Mary Robinette Kowal is among my current favorite authors to read. Largely this is due to her series, the Glamourist Histories and getting to know her through her podcasting and social media (and paper letter) presence. I was lucky enough to win an advanced copy of the third book in her series, Without a Summer.
My one sentence summary:
Jane and Vincent return to London to resume their work and find Melody a husband but end up uncovering a plot to change the balance of power within the government.

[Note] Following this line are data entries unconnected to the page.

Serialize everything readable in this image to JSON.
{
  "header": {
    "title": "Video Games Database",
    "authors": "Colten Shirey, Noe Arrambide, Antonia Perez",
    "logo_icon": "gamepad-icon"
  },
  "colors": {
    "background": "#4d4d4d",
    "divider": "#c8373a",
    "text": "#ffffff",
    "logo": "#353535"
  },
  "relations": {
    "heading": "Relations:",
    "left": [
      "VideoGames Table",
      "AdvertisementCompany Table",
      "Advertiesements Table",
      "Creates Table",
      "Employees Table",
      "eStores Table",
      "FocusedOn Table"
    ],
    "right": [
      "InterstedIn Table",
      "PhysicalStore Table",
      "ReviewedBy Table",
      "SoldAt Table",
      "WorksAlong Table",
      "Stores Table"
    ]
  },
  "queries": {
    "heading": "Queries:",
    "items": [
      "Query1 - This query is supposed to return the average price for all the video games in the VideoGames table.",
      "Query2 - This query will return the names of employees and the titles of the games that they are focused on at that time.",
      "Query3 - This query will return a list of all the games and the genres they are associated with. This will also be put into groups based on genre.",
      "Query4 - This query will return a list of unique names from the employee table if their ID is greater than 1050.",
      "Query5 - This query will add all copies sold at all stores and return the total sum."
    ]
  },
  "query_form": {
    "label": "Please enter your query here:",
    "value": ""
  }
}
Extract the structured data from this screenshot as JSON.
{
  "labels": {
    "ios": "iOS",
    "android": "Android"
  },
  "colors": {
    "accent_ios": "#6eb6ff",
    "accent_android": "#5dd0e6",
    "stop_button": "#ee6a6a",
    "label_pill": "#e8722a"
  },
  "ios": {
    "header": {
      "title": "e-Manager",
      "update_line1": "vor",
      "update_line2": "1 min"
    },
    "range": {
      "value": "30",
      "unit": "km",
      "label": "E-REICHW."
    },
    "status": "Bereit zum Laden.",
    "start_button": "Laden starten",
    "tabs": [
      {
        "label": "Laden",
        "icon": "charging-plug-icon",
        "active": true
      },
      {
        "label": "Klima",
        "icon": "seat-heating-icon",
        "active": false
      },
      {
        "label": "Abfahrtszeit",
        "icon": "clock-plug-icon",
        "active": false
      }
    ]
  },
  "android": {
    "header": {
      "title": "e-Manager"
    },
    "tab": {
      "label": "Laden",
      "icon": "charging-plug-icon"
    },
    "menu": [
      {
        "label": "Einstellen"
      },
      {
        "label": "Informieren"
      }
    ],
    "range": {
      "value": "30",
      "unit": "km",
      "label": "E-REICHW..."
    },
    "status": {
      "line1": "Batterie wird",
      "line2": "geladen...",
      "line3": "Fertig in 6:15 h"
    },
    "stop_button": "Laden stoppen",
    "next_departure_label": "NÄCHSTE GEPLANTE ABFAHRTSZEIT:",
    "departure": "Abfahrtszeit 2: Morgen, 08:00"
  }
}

Once again Kowal level of detail about regency customs and couture are a treat to read. I felt for Jane and Melody having to tromp through the mucky streets of London. The romance between Jane and Vincent deepens as they settle into a routine only to be confronted by their past or their own sort-comings. The flaws in Kowal's main characters make them more real and likable. I'm a sucker for political intrigue. As soon as there were hints of rebellion brewing, I was hooked. Vincent's family is particularly terrifying, but Jane holds her own among that den of vipers. Once again the last 100 pages were real page turners and I didn't want to put the book down once the climax started to evolve.
The pacing at the beginning was closer to the first book in the series rather than the second. By page 100, I was starting to get a little worried. Then Kowal started pulling together the strands she had sprinkled in between the drawing room drama of finding Melody a husband. My only big complaint was the lack of reference to the Jane and Vincent's tragedy at the end of the second book. They resume their behind closed doors relations without concern as to the potential consequences.
Without a Summer is an enjoyable mix of regency adventure with a dash of romance. High recommend.
Jane and Vincent have come to London to refurbish the glamurals in the house of an Anglo-Irish aristocrat, bringing Jane's still-unmarried sister Melody with them as a treat. A chance encounter with a persecuted coldmonger, Melody's attraction to the son of their employer, and the son's involvement with political unrest in the coldmongers' guild results in a legal, political, and very personal tangle that forms the crux of the story.
I enjoy Kowal's world-building and the precise and measured way she works to recreate prose appropriate to her era. The magical techniques are familiar now, so less time is spent immersed in the technical details. The interactions between the sisters are believable and their relationship continues to develop. This is, when it comes down to it, a relatively simply-structured story and follows tropes that are familiar enough to be predicted. There is no doubt that Melody will fall for the apparently-unsuitable young man, or that he will be be vindicated. There is one twist that I hadn't expected until the essential clue was dropped, but when dropped, it was unsurprising. The book touches on themes of religious and ethnic prejudice, but in a somewhat heavy-handed way, as if Kowal doesn't entirely trust her readers to be familiar with the underlying issues. I'm once more not entirely certain I will continue with this series. (I've now read all the books I have in-hand.) More plot complexity or a bit more character depth would make a difference for me. When it comes down to it, the books are a pleasant read but don't grab me and suck me in.
The third book in Kowal's Glamourist Histories follows Jane and Vincent to London with Jane's sister Melody. Jane and Vincent are working for a Baron and hoping to find Melody a husband amid, but their plans are complicated by riots and a seemingly endless winter.
I've enjoyed Kowal's other books, and I'd place this one at the same level as Glamour In Glass. Without a Summer is less overtly dramatic, but the story is more personal and feels a bit more plausible because of it. It starts a little slowly, but by chapter two I was engaged and I read the last third in basically one sitting. Kowal layers in some themes of intolerance with a deft hand.
More than that I don't want to say, except that if you enjoy fantasy you should give this series a chance. It's singularly unique in the genre and while I'm hardly in the demo for this sort of book, a well-written anything can be quite good.
I'm definitely going to buy the other two novels and spend more time with these characters, in this world.